• TASK DETAILS:
For the word "summary", search the records and show each line in which it occurs.
|---|
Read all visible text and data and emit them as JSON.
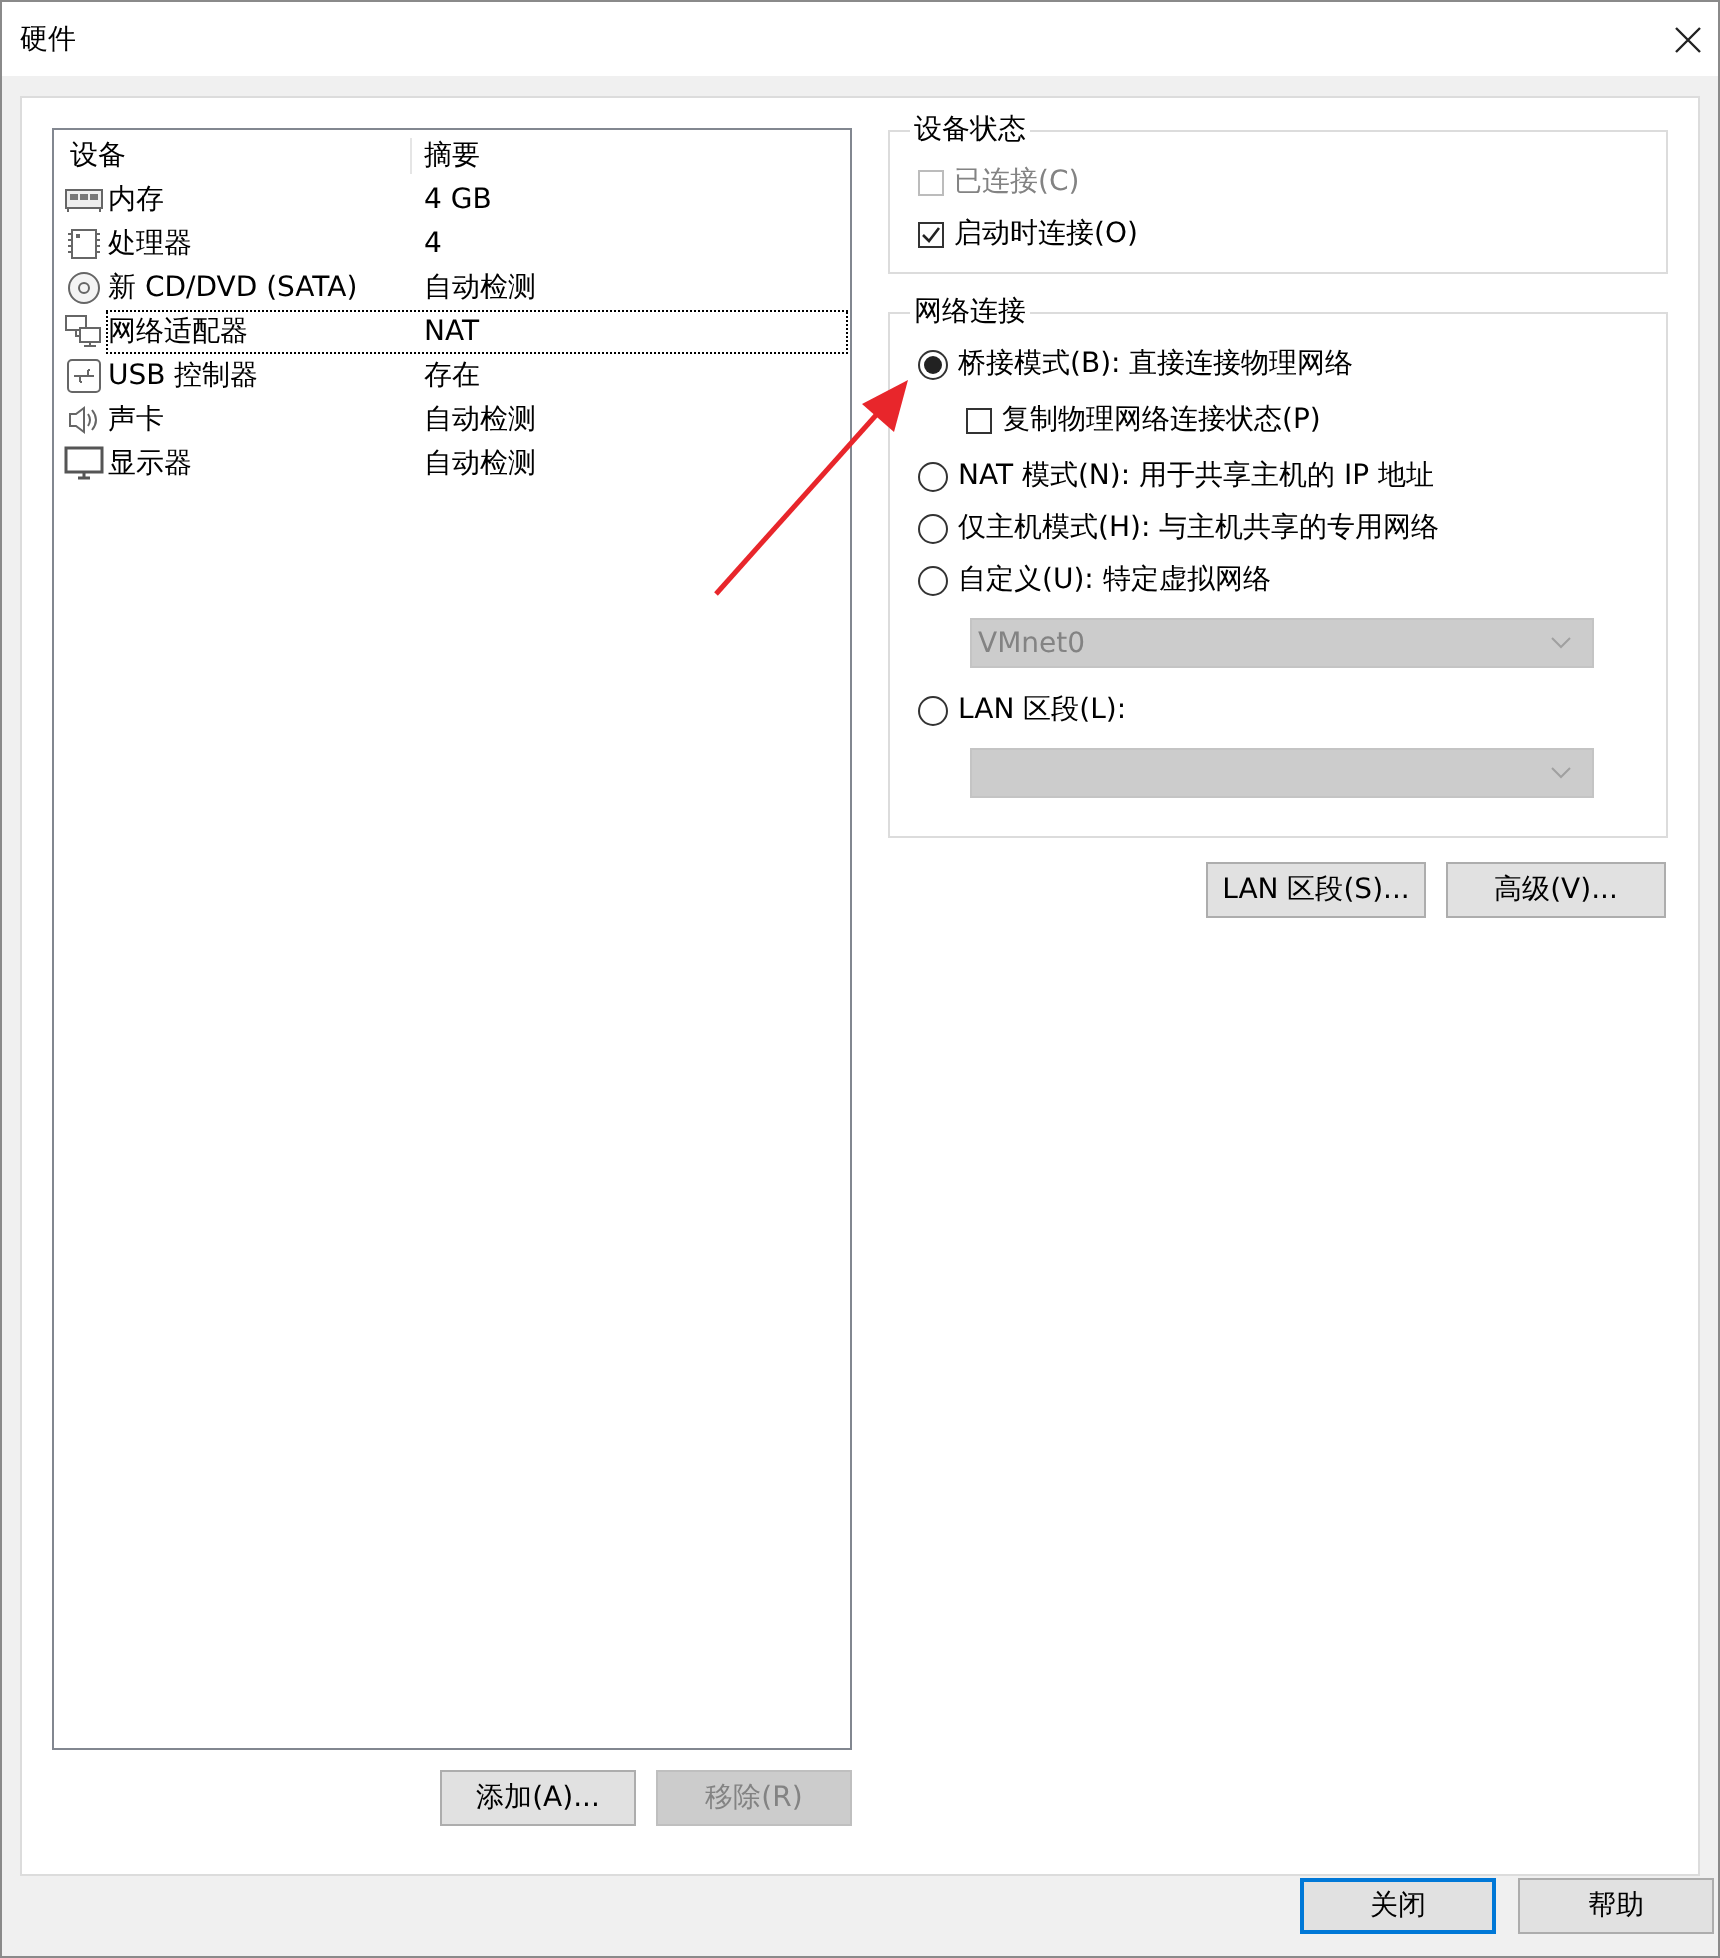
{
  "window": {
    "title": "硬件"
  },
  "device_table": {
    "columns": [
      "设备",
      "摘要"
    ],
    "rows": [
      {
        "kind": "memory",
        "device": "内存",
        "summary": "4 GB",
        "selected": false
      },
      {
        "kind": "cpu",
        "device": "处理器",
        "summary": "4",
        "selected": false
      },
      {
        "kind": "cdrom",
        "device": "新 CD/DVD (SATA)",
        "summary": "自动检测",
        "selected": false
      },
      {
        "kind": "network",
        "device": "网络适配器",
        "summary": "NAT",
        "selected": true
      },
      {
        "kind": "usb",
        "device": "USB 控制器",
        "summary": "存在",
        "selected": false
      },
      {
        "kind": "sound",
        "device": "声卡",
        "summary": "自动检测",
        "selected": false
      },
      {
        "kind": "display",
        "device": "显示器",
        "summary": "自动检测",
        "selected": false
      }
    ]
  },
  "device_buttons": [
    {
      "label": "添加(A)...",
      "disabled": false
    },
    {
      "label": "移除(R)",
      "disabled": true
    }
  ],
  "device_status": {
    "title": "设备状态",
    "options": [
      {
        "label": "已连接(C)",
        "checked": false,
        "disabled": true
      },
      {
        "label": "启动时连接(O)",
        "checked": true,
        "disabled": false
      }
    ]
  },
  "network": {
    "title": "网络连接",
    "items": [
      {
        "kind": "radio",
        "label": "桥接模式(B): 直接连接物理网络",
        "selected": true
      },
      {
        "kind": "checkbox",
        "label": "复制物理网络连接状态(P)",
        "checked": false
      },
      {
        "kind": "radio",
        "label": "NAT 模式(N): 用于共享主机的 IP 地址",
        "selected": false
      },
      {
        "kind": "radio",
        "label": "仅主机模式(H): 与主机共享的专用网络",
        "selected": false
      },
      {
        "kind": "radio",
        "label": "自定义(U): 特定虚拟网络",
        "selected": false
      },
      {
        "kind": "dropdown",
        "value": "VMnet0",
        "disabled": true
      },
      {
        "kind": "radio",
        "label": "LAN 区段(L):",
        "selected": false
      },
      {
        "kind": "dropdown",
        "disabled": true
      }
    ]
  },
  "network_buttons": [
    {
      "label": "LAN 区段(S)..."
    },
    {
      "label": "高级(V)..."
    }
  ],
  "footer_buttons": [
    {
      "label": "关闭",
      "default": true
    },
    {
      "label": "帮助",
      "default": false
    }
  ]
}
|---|
• EXPECTED OUTPUT:
        "summary": "4 GB",
        "summary": "4",
        "summary": "自动检测",
        "summary": "NAT",
        "summary": "存在",
        "summary": "自动检测",
        "summary": "自动检测",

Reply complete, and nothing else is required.